For Netflix, we have designed our server architecture, using AWS, to be highly scalable. The API redesign will help us scale the software better to handle this scaling more effectively and efficiently.
Presentation to ESPN about the Netflix API
The Netflix API<br />How Netflix Launched an API and Evolved it to Serve Millions on Hundreds of Devices<br />By Daniel Jacobson<br />
Who Am I?<br />Director of Engineering for Netflix API since October 2010<br />Tenure at NPR from 1999 to 2010<br />Built the custom CMS in 2002<br />Extended system for RSS and Podcasting<br />Launched the NPR API in 2008<br />Launched NPR redesign in 2009<br />
Netflix Overview<br />Netflix offers subscriptions to unlimited streaming movies and TV shows for a very low price<br />About 700 operational employees, 300 engineers<br />More than 23 million subscribers in US and Canada<br />Market capitalization is about $12B<br />Account for over 20% of US bandwidth during peak hours (some say 30%)<br />
What is an API?<br />An API is a “contract” between two computer applications or systems to deliver content or functionality from one to the other.<br />
Original Charter for the Netflix API<br />Expose Netflix metadata and services to the public developer community to “let 1,000 flowers bloom.” That community will build rich and exciting new tools and services to improve the value of Netflix to our customers.<br />
Netflix <br />API<br />There are currently over<br />17,000 flowers <br />
New Charter for the Netflix API<br />Build and maintain an infinitely horizontally scalable data distribution pipeline for getting metadata and services from internal Netflix systems to streaming client apps on all platforms in the format and/or delivery method that is most optimal for each app and platform.<br />
Some of the many <br />Netflix-ready <br />devices<br />
Products and Features Vary from Device to Device<br />Application development attempts to treat all apps the same until they are different<br />Different devices enable different features, so implementations should consider those differences<br />Aspect Ratios<br />Connection Speeds<br />Security Concerns<br />Screen Real Estate<br />User Expectations<br />
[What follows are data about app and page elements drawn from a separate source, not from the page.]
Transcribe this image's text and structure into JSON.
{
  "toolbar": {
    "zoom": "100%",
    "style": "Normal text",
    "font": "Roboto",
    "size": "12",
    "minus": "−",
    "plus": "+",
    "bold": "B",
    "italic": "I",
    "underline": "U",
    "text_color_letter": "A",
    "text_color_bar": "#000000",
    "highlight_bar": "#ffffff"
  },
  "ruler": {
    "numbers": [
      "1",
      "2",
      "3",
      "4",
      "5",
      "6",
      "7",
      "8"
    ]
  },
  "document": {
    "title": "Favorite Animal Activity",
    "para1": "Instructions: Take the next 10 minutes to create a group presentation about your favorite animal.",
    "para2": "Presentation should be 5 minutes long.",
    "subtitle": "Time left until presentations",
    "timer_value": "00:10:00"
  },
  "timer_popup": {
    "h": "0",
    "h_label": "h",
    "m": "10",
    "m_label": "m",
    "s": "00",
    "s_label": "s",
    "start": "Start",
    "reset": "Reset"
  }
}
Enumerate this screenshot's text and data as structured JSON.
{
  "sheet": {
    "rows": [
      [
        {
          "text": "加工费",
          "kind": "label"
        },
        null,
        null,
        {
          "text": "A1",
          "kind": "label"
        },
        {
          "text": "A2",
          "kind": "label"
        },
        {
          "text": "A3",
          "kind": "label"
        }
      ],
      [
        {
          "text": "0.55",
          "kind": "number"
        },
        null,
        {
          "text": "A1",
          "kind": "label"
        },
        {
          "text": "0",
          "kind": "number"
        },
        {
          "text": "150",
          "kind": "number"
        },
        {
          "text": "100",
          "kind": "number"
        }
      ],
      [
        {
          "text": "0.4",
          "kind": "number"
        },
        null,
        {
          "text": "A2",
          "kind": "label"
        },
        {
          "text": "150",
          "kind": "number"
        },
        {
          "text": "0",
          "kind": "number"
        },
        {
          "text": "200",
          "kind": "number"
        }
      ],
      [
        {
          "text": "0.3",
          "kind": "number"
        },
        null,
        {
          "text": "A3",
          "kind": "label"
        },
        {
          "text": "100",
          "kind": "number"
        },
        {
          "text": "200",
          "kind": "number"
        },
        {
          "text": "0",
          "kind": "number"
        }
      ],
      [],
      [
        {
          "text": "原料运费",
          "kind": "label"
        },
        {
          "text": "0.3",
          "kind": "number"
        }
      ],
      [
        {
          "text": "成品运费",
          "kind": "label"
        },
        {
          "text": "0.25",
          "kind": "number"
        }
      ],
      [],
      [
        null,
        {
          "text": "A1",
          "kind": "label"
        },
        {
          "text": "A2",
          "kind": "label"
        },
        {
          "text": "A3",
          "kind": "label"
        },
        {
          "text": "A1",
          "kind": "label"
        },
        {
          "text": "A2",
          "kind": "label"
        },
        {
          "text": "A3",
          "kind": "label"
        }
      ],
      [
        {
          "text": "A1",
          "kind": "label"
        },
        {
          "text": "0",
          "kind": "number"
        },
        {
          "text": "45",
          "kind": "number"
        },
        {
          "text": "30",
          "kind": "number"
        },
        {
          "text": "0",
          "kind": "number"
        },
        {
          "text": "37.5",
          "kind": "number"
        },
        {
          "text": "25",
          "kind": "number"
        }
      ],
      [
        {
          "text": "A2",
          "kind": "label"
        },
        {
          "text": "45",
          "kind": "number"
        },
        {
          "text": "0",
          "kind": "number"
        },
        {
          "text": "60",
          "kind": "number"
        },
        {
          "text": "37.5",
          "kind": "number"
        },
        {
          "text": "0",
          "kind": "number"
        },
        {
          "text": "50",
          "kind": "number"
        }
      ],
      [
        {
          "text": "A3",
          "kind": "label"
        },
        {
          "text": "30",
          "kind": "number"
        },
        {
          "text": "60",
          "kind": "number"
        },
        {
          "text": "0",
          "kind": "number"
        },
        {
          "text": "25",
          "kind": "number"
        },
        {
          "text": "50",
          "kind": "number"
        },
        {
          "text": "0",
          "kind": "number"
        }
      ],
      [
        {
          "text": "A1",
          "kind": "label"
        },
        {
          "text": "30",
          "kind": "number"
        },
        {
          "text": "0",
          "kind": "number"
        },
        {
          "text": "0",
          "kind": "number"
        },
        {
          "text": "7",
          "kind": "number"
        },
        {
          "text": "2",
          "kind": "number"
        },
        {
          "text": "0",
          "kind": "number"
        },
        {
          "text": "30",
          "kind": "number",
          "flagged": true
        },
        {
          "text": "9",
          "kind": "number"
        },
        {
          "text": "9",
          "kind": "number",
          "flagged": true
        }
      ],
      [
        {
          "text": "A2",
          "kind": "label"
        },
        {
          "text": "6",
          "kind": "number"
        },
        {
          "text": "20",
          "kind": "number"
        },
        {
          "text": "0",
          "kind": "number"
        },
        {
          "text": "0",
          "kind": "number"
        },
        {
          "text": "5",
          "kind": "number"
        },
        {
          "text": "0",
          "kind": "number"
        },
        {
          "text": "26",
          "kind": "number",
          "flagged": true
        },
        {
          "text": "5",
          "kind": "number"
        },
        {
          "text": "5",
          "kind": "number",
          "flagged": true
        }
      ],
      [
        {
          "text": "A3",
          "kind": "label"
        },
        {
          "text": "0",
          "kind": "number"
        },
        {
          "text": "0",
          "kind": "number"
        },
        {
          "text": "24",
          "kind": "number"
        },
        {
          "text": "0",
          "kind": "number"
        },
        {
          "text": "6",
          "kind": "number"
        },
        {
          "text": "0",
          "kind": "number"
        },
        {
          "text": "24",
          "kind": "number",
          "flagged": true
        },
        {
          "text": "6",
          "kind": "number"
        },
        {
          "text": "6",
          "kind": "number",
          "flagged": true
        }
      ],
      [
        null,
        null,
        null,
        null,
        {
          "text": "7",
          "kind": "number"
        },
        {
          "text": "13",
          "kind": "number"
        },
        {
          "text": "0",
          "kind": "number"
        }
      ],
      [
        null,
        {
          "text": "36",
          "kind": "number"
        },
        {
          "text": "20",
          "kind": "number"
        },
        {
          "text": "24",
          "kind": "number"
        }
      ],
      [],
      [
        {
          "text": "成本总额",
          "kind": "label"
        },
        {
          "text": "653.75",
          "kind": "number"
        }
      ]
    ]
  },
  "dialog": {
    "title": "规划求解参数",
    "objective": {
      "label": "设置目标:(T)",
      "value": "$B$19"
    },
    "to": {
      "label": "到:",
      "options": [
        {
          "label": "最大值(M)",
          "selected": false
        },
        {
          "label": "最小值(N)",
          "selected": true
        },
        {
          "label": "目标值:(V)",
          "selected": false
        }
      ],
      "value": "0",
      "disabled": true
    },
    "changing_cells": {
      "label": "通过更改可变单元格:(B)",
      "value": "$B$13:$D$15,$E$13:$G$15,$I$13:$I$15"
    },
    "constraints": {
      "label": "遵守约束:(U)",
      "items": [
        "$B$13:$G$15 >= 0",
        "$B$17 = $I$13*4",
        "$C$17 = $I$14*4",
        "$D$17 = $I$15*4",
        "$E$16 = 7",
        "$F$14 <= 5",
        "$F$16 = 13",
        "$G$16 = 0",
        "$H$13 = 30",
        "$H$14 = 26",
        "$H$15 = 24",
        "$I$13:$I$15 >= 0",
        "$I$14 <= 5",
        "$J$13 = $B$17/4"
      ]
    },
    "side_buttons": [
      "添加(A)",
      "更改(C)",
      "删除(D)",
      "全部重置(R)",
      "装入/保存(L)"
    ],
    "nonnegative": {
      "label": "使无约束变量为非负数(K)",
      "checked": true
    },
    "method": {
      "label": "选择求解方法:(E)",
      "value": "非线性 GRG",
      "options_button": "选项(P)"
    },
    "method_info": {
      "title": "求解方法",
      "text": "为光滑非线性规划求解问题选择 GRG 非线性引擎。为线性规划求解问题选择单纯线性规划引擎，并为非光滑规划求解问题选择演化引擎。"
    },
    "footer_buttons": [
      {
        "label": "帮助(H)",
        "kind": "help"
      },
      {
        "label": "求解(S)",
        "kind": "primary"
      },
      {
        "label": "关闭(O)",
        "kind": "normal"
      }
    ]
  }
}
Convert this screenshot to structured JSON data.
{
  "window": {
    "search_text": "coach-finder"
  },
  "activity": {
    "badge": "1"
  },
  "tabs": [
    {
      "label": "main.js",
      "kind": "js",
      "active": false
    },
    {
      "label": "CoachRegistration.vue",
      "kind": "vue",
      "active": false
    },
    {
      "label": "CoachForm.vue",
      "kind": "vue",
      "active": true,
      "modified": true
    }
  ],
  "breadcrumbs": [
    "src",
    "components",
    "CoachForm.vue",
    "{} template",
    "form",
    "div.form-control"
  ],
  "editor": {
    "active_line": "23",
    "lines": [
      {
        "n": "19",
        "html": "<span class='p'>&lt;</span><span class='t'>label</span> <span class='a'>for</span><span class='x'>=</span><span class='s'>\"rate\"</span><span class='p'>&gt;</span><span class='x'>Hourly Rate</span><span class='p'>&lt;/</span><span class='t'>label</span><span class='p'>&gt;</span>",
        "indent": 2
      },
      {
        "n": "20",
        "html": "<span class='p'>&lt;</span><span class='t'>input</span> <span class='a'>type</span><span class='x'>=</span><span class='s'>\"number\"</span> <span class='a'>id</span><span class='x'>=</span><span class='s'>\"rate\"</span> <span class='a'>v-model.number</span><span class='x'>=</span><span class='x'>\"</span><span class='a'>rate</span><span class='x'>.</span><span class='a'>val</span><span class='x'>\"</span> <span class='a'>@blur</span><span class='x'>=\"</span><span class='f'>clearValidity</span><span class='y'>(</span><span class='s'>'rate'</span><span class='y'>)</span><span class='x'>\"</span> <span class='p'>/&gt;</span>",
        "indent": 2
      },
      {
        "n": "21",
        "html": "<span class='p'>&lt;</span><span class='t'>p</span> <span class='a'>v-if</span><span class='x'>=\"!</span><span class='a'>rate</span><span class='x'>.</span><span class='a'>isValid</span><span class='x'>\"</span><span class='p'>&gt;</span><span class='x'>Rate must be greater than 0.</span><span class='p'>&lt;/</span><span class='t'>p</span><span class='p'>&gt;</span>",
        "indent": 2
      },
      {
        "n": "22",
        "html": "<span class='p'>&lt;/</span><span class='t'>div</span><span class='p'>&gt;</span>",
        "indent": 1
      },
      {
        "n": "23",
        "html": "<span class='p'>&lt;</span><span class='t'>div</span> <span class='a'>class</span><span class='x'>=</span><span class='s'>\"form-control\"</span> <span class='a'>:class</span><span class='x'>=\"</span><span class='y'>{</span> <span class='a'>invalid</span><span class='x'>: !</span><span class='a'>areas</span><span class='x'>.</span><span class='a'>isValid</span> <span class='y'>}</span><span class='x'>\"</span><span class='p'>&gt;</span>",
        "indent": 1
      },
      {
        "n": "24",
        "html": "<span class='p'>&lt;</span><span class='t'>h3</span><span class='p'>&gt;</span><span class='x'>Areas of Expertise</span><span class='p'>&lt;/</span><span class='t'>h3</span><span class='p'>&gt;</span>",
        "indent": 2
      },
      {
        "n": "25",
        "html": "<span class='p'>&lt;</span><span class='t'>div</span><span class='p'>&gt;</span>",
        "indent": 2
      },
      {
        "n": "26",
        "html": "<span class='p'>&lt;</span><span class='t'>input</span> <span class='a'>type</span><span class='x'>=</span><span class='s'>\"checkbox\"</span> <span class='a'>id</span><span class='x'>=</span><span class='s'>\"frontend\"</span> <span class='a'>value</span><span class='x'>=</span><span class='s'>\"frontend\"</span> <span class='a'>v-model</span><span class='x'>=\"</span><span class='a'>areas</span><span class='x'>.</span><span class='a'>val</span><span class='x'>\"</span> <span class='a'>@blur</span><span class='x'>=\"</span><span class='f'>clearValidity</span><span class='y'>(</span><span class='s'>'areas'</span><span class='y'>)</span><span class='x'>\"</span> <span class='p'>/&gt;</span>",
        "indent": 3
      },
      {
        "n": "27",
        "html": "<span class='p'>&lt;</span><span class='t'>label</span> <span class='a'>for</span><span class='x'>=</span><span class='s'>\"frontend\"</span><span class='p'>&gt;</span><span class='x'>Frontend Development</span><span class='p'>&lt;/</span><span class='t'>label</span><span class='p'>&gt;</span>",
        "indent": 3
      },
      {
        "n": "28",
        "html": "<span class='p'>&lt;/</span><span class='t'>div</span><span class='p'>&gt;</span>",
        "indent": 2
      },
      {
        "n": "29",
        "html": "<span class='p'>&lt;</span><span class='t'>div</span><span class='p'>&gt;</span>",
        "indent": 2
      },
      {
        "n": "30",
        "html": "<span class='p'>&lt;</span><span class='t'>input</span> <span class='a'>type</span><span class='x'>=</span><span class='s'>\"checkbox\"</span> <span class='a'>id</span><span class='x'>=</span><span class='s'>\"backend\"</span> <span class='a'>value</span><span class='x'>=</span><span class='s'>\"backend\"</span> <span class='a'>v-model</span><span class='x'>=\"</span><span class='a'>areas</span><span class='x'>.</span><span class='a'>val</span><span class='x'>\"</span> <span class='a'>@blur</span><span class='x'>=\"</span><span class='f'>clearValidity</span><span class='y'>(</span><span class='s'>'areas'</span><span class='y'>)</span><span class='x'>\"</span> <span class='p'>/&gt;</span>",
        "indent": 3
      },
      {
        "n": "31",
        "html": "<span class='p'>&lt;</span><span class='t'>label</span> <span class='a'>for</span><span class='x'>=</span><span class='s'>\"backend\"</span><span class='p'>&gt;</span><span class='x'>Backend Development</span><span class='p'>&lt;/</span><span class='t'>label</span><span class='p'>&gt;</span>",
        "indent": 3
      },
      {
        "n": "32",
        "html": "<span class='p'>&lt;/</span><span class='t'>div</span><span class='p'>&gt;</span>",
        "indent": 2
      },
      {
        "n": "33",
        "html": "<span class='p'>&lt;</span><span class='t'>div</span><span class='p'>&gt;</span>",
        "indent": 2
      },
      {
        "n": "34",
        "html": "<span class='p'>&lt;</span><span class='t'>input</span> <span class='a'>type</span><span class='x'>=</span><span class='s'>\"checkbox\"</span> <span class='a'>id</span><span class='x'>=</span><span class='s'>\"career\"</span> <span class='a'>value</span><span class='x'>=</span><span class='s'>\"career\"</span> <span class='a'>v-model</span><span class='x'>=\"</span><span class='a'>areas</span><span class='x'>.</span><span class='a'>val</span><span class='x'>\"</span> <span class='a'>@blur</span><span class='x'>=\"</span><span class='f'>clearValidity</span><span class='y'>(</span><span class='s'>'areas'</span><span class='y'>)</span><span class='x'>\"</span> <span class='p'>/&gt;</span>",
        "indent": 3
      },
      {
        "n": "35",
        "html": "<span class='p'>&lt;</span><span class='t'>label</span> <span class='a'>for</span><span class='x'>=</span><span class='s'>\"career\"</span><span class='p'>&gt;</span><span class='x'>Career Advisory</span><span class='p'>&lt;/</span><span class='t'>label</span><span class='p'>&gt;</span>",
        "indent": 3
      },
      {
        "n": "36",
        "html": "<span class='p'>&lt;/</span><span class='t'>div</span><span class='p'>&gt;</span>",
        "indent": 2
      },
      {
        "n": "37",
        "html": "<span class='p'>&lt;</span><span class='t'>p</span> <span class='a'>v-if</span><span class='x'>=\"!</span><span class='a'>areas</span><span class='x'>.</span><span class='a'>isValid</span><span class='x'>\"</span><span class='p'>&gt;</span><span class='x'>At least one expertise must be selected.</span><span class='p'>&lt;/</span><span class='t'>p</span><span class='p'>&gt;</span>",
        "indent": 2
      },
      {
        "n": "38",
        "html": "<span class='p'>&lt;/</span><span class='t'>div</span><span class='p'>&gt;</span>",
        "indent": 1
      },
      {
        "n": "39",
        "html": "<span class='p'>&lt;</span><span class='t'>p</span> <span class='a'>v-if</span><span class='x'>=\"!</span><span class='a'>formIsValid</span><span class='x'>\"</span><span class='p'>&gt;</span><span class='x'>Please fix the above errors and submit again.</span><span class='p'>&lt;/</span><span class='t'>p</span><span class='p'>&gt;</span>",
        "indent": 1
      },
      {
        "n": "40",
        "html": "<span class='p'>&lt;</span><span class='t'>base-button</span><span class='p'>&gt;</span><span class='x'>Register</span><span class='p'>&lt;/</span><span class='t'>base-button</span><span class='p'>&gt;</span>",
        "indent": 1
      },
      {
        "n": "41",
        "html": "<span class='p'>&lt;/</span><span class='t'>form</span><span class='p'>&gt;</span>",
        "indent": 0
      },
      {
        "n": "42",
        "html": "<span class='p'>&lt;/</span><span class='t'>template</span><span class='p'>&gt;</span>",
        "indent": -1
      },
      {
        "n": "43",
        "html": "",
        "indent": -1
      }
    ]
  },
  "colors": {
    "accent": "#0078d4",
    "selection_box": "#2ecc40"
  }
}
Other Benefits of WebKit:A/B Testing<br />Run multiple test cells at once<br />Tests can be for minor changes or fundamentally different designs<br />Winning tests are determined through metrics, not conjecture<br />Winning tests graduate easily to production<br />Pushing tests often do not require partner involvement<br />